Puerto Rican and African American prisoners were subject to far more stringent rules when it came to family visitation as well. Twenty-six point six percent of all Puerto Ricans and 20.4 percent of all blacks at Attica were in common-law relationships, but prison policy was clear that no common-law wives or children from those unions were allowed to visit.36 Even letters between common-law partners were confiscated. In

So obvious was the racial discrimination at Attica that white prisoners readily agreed that guards applied rules differently to blacks and Puerto Ricans.39

The bottom line, Rockefeller confirmed for Nixon, was that the entire rebellion had been masterminded by African Americans. “The whole thing was led by the blacks,” he said, and he assured the president that he had sent in the troopers “only when they were in the process of murdering the guards.

The Law Enforcement Assistance Act of 1965 and the Omnibus Crime Control and Safe Streets Act of 1968 lavished even more federal funds on fighting crime. In addition, landmark Supreme Court decisions such as Terry v. Ohio—which gave the police virtually unlimited powers to stop and frisk citizens without probable cause—intensified the policing of poor neighborhoods and people of color, which, in turn, resulted in record arrest rates. Before long, prisons like Attica were bursting at the seams.

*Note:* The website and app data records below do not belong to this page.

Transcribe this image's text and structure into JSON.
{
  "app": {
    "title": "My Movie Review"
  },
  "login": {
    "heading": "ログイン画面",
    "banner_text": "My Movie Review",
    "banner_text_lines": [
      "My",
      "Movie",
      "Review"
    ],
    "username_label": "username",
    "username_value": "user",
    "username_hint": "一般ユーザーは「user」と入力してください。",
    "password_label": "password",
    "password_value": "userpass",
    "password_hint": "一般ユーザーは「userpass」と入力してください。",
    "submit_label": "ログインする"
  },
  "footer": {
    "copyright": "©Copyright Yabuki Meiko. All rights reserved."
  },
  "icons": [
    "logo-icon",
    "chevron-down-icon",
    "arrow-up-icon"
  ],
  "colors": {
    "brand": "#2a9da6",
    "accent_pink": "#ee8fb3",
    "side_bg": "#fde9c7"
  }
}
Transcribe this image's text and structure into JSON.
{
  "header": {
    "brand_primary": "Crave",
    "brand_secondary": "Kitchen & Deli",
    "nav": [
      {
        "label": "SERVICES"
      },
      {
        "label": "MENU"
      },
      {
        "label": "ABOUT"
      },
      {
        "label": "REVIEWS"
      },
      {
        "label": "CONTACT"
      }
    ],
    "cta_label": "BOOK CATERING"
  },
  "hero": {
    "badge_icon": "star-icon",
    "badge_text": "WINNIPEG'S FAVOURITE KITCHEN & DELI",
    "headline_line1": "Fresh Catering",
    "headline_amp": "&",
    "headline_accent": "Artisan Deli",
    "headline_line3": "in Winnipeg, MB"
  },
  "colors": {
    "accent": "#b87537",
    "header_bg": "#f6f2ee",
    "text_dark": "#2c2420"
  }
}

The troopers themselves were less politic about how they felt about the men they were now supposed to rehouse. Directly below a chalked inscription made by the D Yard rebels commemorating the beginning of the uprising on the 9th of September, members of law enforcement made their own inscription: “Retaken 9-13-71. 31 Dead Niggers.”93

The truth was that the only thing that kept the prison running smoothly under these circumstances was that the prisoners usually followed the rules and did what the officer in charge asked them to do. But as the number of men at Attica grew, order and calm were harder to come by. Significantly, the profile of the average prisoner coming to Attica had changed. Many more prisoners were young, politically aware, and determined to speak out when they saw injustices in the facility. These were black and brown youth who had been deeply impacted by the civil rights struggles of this period as well as by the writings of Malcolm X, Mao, and Che Guevara. These younger men made it clear that they were more willing to stand up for themselves—less likely to put up with poor treatment than were Attica’s veterans. Correction

This was perhaps most or particularly true for Nelson Aldrich Rockefeller, New York’s governor since 1959, when he decided to get tougher on crime. Rockefeller had been a lifelong Republican, but he had routinely found himself in the liberal wing of his own party. Historically, this had benefited him mightily. He was, for example, one of the few of his party to survive the Lyndon Johnson landslide of 1964. But Rockefeller had ambitions beyond New York. A savvy politician, he increasingly realized that the liberal reputation that had earned him such a following in New York was fast becoming a liability—especially if he hoped to win his party’s nomination for the presidency. Throughout the 1960s he had watched Richard Nixon slowly but surely steal his political thunder across the nation. And so, by the close of the decade, Rockefeller had begun to craft a more conservative and more traditionally Republican image for himself. In 1970, Rockefeller made no bones about the fact that he too would be “tough on crime.” This had suddenly become the platform that could get a man elected.

Twenty-one-year-old Chris Reed was gunned down with four bullets, including one that “exploded and took out a big chunk “of his left thigh. He listened in terror as troopers debated in front of him whether to kill him or let him bleed to death. As they discussed this the troopers had fun jamming their rifle butts into his injuries and dumping lime onto his face and injured legs, until he fell unconscious.

Ultimately, the human cost of the retaking was staggeringly high: 128 men were shot—some of them multiple times.75 Less than half an hour after the retaking had commenced, nine hostages were dead and at least one additional hostage was close to death. Twenty-nine prisoners had been fatally shot.76